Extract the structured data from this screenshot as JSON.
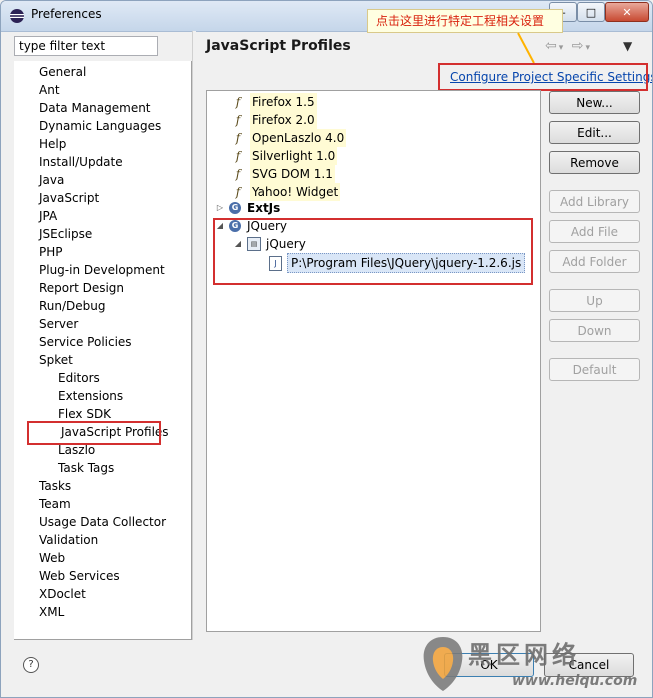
{
  "window": {
    "title": "Preferences",
    "controls": {
      "minimize": "–",
      "maximize": "□",
      "close": "✕"
    }
  },
  "filter": {
    "value": "type filter text"
  },
  "nav": {
    "items": [
      {
        "label": "General",
        "level": 1
      },
      {
        "label": "Ant",
        "level": 1
      },
      {
        "label": "Data Management",
        "level": 1
      },
      {
        "label": "Dynamic Languages",
        "level": 1
      },
      {
        "label": "Help",
        "level": 1
      },
      {
        "label": "Install/Update",
        "level": 1
      },
      {
        "label": "Java",
        "level": 1
      },
      {
        "label": "JavaScript",
        "level": 1
      },
      {
        "label": "JPA",
        "level": 1
      },
      {
        "label": "JSEclipse",
        "level": 1
      },
      {
        "label": "PHP",
        "level": 1
      },
      {
        "label": "Plug-in Development",
        "level": 1
      },
      {
        "label": "Report Design",
        "level": 1
      },
      {
        "label": "Run/Debug",
        "level": 1
      },
      {
        "label": "Server",
        "level": 1
      },
      {
        "label": "Service Policies",
        "level": 1
      },
      {
        "label": "Spket",
        "level": 1
      },
      {
        "label": "Editors",
        "level": 2
      },
      {
        "label": "Extensions",
        "level": 2
      },
      {
        "label": "Flex SDK",
        "level": 2
      },
      {
        "label": "JavaScript Profiles",
        "level": 2,
        "selected": true
      },
      {
        "label": "Laszlo",
        "level": 2
      },
      {
        "label": "Task Tags",
        "level": 2
      },
      {
        "label": "Tasks",
        "level": 1
      },
      {
        "label": "Team",
        "level": 1
      },
      {
        "label": "Usage Data Collector",
        "level": 1
      },
      {
        "label": "Validation",
        "level": 1
      },
      {
        "label": "Web",
        "level": 1
      },
      {
        "label": "Web Services",
        "level": 1
      },
      {
        "label": "XDoclet",
        "level": 1
      },
      {
        "label": "XML",
        "level": 1
      }
    ]
  },
  "page": {
    "title": "JavaScript Profiles",
    "back_icon": "⇦",
    "forward_icon": "⇨",
    "menu_icon": "▼",
    "config_link": "Configure Project Specific Settings...",
    "callout": "点击这里进行特定工程相关设置"
  },
  "libraries": {
    "profiles": [
      "Firefox 1.5",
      "Firefox 2.0",
      "OpenLaszlo 4.0",
      "Silverlight 1.0",
      "SVG DOM 1.1",
      "Yahoo! Widget"
    ],
    "groups": [
      {
        "label": "ExtJs",
        "expanded": false,
        "bold": true
      },
      {
        "label": "JQuery",
        "expanded": true,
        "bold": false
      }
    ],
    "jquery_child": "jQuery",
    "jquery_file": "P:\\Program Files\\JQuery\\jquery-1.2.6.js"
  },
  "buttons": {
    "new": "New...",
    "edit": "Edit...",
    "remove": "Remove",
    "add_library": "Add Library",
    "add_file": "Add File",
    "add_folder": "Add Folder",
    "up": "Up",
    "down": "Down",
    "default": "Default",
    "ok": "OK",
    "cancel": "Cancel",
    "help": "?"
  },
  "watermark": {
    "text": "黑区网络",
    "url": "www.heiqu.com"
  },
  "colors": {
    "annotation": "#d32f2f",
    "link": "#0645ad",
    "callout_text": "#d9230f"
  }
}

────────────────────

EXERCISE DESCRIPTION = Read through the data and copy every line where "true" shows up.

EXERCISE ANSWER =
        "selected": true
        "bold": true
        "expanded": true,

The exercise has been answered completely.